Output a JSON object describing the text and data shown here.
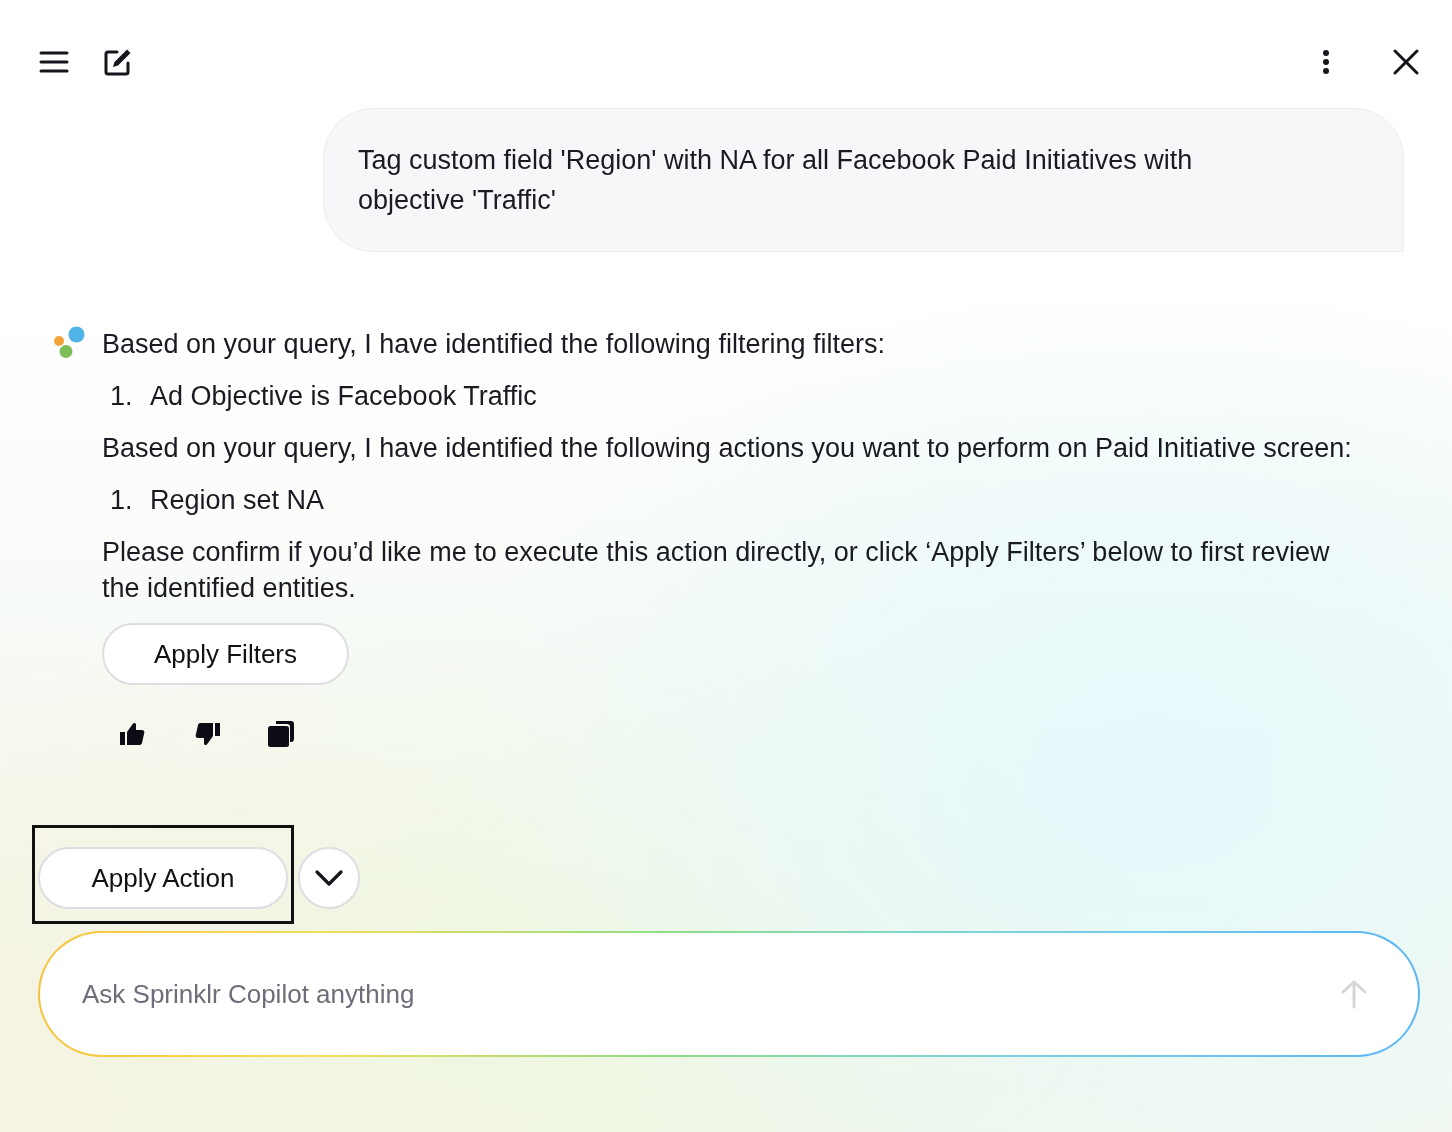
{
  "user_message": {
    "text": "Tag custom field 'Region' with NA for all Facebook Paid Initiatives with objective 'Traffic'"
  },
  "assistant_message": {
    "blocks": [
      {
        "kind": "paragraph",
        "text": "Based on your query, I have identified the following filtering filters:"
      },
      {
        "kind": "list",
        "items": [
          {
            "number": "1.",
            "text": "Ad Objective is Facebook Traffic"
          }
        ]
      },
      {
        "kind": "paragraph",
        "text": "Based on your query, I have identified the following actions you want to perform on Paid Initiative screen:"
      },
      {
        "kind": "list",
        "items": [
          {
            "number": "1.",
            "text": "Region set NA"
          }
        ]
      },
      {
        "kind": "paragraph",
        "text": "Please confirm if you’d like me to execute this action directly, or click ‘Apply Filters’ below to first review the identified entities."
      }
    ],
    "button": "Apply Filters"
  },
  "composer": {
    "action_button": "Apply Action",
    "highlighted": true,
    "placeholder": "Ask Sprinklr Copilot anything"
  }
}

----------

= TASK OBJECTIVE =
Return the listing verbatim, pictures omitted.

= RESULT =
Output a JSON object describing the text and data shown here.
{
  "user_message": {
    "text": "Tag custom field 'Region' with NA for all Facebook Paid Initiatives with objective 'Traffic'"
  },
  "assistant_message": {
    "blocks": [
      {
        "kind": "paragraph",
        "text": "Based on your query, I have identified the following filtering filters:"
      },
      {
        "kind": "list",
        "items": [
          {
            "number": "1.",
            "text": "Ad Objective is Facebook Traffic"
          }
        ]
      },
      {
        "kind": "paragraph",
        "text": "Based on your query, I have identified the following actions you want to perform on Paid Initiative screen:"
      },
      {
        "kind": "list",
        "items": [
          {
            "number": "1.",
            "text": "Region set NA"
          }
        ]
      },
      {
        "kind": "paragraph",
        "text": "Please confirm if you’d like me to execute this action directly, or click ‘Apply Filters’ below to first review the identified entities."
      }
    ],
    "button": "Apply Filters"
  },
  "composer": {
    "action_button": "Apply Action",
    "highlighted": true,
    "placeholder": "Ask Sprinklr Copilot anything"
  }
}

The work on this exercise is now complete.